Task goal => Using "icon" as the search string, find the matching lines below and copy them.

Provided data =>

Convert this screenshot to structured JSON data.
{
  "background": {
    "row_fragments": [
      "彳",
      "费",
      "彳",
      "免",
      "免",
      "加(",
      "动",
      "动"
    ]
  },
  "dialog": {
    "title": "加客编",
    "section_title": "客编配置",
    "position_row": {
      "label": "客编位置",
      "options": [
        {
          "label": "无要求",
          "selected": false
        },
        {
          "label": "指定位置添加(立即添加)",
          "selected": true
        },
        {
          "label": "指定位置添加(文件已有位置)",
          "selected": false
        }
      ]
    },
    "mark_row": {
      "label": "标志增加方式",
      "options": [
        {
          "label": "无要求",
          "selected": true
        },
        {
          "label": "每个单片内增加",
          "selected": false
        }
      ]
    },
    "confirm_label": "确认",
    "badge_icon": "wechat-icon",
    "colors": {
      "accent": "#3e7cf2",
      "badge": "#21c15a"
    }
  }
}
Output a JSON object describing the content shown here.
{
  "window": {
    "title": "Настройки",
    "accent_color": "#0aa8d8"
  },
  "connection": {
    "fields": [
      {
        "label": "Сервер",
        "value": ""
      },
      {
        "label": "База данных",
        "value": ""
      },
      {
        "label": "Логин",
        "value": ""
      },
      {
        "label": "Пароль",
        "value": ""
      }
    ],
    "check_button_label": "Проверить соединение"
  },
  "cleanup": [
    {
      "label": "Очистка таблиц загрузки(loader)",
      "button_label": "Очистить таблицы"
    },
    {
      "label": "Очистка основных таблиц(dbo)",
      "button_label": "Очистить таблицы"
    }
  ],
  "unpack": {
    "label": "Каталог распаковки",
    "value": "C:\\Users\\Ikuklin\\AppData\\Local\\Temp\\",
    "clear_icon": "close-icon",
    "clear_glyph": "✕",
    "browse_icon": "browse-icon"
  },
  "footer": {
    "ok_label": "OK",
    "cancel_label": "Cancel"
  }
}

Response to this task =>
    "badge_icon": "wechat-icon",
    "clear_icon": "close-icon",
    "browse_icon": "browse-icon"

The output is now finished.